“I really wanted to create a space for people to meditate and find a moment of peace,” said Chihuly, who hopes the artwork is a welcome addition to the Cancer Center and to the city.
Made possible with a gift from Suzanne and Walter Scott, the Chihuly Sanctuary will be a cornerstone of the Healing Arts Program, and when complete it will have five distinct spaces, each with artwork created specifically for that space. An internationally acclaimed artist, Chihuly is credited with single-handedly elevating glass-blowing from craft to fine art. He is renowned for his ambitious architectural installations around the world, in historic cities, museums and gardens.
“We are fortunate to have Mr. Chihuly’s art as a part of our campus,” said Jeffrey P. Gold, M.D., chancellor of UNMC and chairman of the Nebraska Medicine advisory board. “I have no doubt that the brilliant colors and innovative shapes he’s come to be known for will serve as an inspiration to our patients on their journey toward healing, and to our staff and students as we travel on this journey together.”
“Art can have a very positive effect on the healing process,” said Kenneth Cowan, M.D., Ph.D., director of the Fred & Pamela Buffett Cancer Center. “Having beautiful, peaceful and creative pieces by one of the most talented artists in the world today, as one of the cornerstones of our Healing Arts Program, gives me great confidence that we are doing everything possible to help our patients heal emotionally, as well as physically.”
While Chihuly’s artwork can be found in a number of hospitals across the country, this will be one of the largest installations he has created within a National Cancer Institute-designated cancer center. NCI-designated centers are the anchors of the nation’s cancer research effort, which form the backbone of NCI’s programs for studying and controlling cancer.
“This small corner of the city is well on its way to becoming a world-class medical center so we thought it was worthy of some world-class art,” said Walter Scott, lead donor.
“We know patients will have high expectations for the Fred & Pamela Buffett Cancer Center,” said Gail Yanney, M.D., Healing Arts Program committee member. “The Chihuly Sanctuary is being designed to surpass those expectations in every possible way. We’re hopeful it will let patients know how committed we are to healing on a number of different levels.”
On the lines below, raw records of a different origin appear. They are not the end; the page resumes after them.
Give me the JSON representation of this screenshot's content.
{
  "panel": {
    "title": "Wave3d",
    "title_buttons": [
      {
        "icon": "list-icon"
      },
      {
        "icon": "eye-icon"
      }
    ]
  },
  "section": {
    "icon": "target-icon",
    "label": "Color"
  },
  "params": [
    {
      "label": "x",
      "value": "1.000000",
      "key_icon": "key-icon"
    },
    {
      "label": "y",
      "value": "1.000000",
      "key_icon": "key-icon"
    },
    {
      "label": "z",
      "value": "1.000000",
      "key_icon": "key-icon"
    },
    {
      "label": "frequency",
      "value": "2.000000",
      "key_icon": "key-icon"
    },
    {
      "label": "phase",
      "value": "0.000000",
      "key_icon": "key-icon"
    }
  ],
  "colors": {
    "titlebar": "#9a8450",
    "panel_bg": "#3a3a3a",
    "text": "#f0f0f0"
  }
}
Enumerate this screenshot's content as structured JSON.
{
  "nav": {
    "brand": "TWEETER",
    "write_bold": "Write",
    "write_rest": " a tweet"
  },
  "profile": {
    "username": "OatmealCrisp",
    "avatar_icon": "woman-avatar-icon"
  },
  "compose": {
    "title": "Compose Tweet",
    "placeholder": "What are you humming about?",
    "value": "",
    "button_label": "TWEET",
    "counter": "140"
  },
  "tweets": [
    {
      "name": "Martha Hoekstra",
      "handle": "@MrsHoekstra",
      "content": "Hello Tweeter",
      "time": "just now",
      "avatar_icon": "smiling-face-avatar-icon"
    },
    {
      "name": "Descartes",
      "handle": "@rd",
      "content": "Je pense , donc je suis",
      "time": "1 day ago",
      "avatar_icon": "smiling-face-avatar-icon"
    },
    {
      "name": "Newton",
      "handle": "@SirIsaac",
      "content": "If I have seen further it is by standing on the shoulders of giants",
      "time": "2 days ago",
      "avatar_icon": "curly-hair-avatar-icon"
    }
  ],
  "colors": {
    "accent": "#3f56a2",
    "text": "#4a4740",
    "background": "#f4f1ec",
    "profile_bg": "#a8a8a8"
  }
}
The Chihuly Sanctuary joins the previously announced Leslie’s Healing Garden and the commissions of artists Rob Ley and Suzy Taekyung Kim in forming the Healing Arts Program at the Fred & Pamela Buffett Cancer Center. It’s anticipated that hundreds more original works of art will eventually round out the program – all designed to provide patients, staff and visitors with inspiration, comfort and calm, while also creating an atmosphere that feels distinctly different from the traditional hospital setting.
“It has been an honor and a rewarding challenge for me to work on the Chihuly Sanctuary,” said Chihuly, “I’m really looking forward to everything coming together—soon everyone will be able to enjoy the artwork and the space.”
The Fred & Pamela Buffett Cancer Center—a National Cancer Institute-designated Cancer Center—is a collaboration of Nebraska Medicine and the University of Nebraska Medical Center in Omaha, Nebraska. The new cancer center will open in early 2017 with cancer research at the Suzanne and Walter Scott Cancer Research Tower and clinical treatments at the C.L. Werner Cancer Hospital.